ASSIGNED TASK: The full listing should be set down again precisely.
Segment Start: PROVIDED DATA
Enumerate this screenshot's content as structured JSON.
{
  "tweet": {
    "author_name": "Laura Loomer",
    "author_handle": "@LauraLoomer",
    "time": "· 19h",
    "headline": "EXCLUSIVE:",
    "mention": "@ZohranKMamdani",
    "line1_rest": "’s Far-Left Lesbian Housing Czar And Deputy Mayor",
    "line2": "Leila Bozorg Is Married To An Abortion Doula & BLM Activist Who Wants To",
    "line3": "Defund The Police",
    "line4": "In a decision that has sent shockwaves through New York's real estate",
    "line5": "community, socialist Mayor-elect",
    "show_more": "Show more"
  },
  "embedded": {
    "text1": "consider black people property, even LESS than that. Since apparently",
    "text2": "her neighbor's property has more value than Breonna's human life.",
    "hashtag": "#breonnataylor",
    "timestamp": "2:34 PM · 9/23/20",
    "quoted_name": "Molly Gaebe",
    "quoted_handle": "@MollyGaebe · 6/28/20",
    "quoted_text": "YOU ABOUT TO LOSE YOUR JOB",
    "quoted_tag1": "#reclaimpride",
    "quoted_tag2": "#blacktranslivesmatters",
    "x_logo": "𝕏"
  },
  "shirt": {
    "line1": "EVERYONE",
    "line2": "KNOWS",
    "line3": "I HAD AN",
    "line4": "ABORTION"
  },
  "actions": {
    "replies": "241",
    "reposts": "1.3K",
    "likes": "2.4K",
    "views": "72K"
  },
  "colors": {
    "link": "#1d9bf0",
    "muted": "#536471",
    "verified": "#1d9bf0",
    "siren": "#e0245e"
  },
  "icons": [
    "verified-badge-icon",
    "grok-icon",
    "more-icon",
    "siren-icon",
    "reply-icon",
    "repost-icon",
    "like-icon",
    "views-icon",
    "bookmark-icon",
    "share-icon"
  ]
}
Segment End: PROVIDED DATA
TASK SOLUTION:
Enumerate this screenshot's content as structured JSON.
{
  "tweet": {
    "author_name": "Laura Loomer",
    "author_handle": "@LauraLoomer",
    "time": "· 19h",
    "headline": "EXCLUSIVE:",
    "mention": "@ZohranKMamdani",
    "line1_rest": "’s Far-Left Lesbian Housing Czar And Deputy Mayor",
    "line2": "Leila Bozorg Is Married To An Abortion Doula & BLM Activist Who Wants To",
    "line3": "Defund The Police",
    "line4": "In a decision that has sent shockwaves through New York's real estate",
    "line5": "community, socialist Mayor-elect",
    "show_more": "Show more"
  },
  "embedded": {
    "text1": "consider black people property, even LESS than that. Since apparently",
    "text2": "her neighbor's property has more value than Breonna's human life.",
    "hashtag": "#breonnataylor",
    "timestamp": "2:34 PM · 9/23/20",
    "quoted_name": "Molly Gaebe",
    "quoted_handle": "@MollyGaebe · 6/28/20",
    "quoted_text": "YOU ABOUT TO LOSE YOUR JOB",
    "quoted_tag1": "#reclaimpride",
    "quoted_tag2": "#blacktranslivesmatters",
    "x_logo": "𝕏"
  },
  "shirt": {
    "line1": "EVERYONE",
    "line2": "KNOWS",
    "line3": "I HAD AN",
    "line4": "ABORTION"
  },
  "actions": {
    "replies": "241",
    "reposts": "1.3K",
    "likes": "2.4K",
    "views": "72K"
  },
  "colors": {
    "link": "#1d9bf0",
    "muted": "#536471",
    "verified": "#1d9bf0",
    "siren": "#e0245e"
  },
  "icons": [
    "verified-badge-icon",
    "grok-icon",
    "more-icon",
    "siren-icon",
    "reply-icon",
    "repost-icon",
    "like-icon",
    "views-icon",
    "bookmark-icon",
    "share-icon"
  ]
}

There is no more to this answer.